Sedgeford author Gareth Calway says that it should be Edmund the Martyr, who was born on Christmas Day and became King of the Angles, who should have the title rather than St George, and in this article, puts forward the argument:
St Edmund was our first patron saint – until King Edward III replaced him with St George in 1348. Like Richard the Lionheart, who adopted it as his personal symbol during the third crusade (late 12C), Edward preferred George’s red cross to the white dragon of St Edmund.Why was this? Ultimately because Edmund, though a brave soldier, was not the all-conquering Norman type Richard and Edward admired – leaders of a crusading warrior-nation, riding to rule the world.
It is not St George’s fault that his flag has been misused in some quarters. Hating other nations is hardly what the soldier-saint had in mind with his blood-red cross on a pure white background.
But it is illogical anyway since St George (whose flag is also sacred to Georgia, Genoa, Sardinia and Barcelona) was a Turk who almost certainly never set foot in England. When extremists raise St George’s standard to defend ‘England their England’, they are using an immigrant flag to do it. Not to mention the symbol of an Eastern faith that preaches ‘love your neighbour as yourself.’
St Edmund the Martyr, born on Christmas Day 841 AD, appears more Christ-like.

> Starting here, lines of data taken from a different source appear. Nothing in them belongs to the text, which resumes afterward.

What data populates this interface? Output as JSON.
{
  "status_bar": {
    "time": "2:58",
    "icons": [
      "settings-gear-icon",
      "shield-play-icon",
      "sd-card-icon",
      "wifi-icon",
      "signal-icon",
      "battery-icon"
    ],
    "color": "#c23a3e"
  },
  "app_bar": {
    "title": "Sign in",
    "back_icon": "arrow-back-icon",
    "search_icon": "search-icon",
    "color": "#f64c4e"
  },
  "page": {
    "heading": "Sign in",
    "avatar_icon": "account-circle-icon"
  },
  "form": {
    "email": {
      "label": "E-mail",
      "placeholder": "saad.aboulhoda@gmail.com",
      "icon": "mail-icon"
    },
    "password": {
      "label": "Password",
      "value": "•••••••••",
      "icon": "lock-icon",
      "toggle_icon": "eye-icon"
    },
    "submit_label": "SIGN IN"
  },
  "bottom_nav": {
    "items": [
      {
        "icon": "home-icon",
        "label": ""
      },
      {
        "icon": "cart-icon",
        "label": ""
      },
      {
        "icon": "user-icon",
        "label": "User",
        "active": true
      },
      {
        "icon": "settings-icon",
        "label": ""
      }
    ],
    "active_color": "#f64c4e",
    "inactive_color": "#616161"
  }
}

He became King of the East Angles in AD 855 – the ruined chapel at St Edmund’s Point in Old Hunstanton is said to mark the site where he landed from Germany.
He fought the heathen Norsemen until defeated and captured by the ‘Great Heathen Army’ at the Battle of Hoxne (on the Norfolk-Suffolk border) in AD 870.
On 20 November 870, he was tied to a tree, shot full of arrows and beheaded. The head was used as a football by jeering Danes, in an anything but beautiful game.
Edmund’s army recovered his body then (the legend goes) spent 40 days searching for his head. Lost in a dark wood, they shouted to each other “Where are you?” until the head itself answered “Hic, hic!” (Here! here!)
Edmund’s perfectly preserved head was found at rest between the paws of a grey wolf. On being brought to its body, it miraculously re-attached itself.
Some make a case for St Edmund over St George on the basis of Englishness. That misses a larger point. Born the future king of Angles, in Nuremberg, it is not his birthplace but his shedding blood for Angleland (later ‘England’) on English soil that defines him, just as many of the flying aces defending these shores at the Battle of Britain were Eastern European,
10 per cent of them Polish.
Though they tortured him to death, Edmund’s refusal to renounce his faith converted his torturers. He thus integrated two enemy peoples, two of the chief blood and culture lines of England, under a common banner.
While I am doubtless swayed by a regional preference for a heritage-boosting first millennium patron saint with Old Hunstanton/ East Anglian connections, it is really this link to the original Christmas message of death-defying reconciliation that makes me wish St Edmund, not crusade-forged St George, was England’s patron saint again.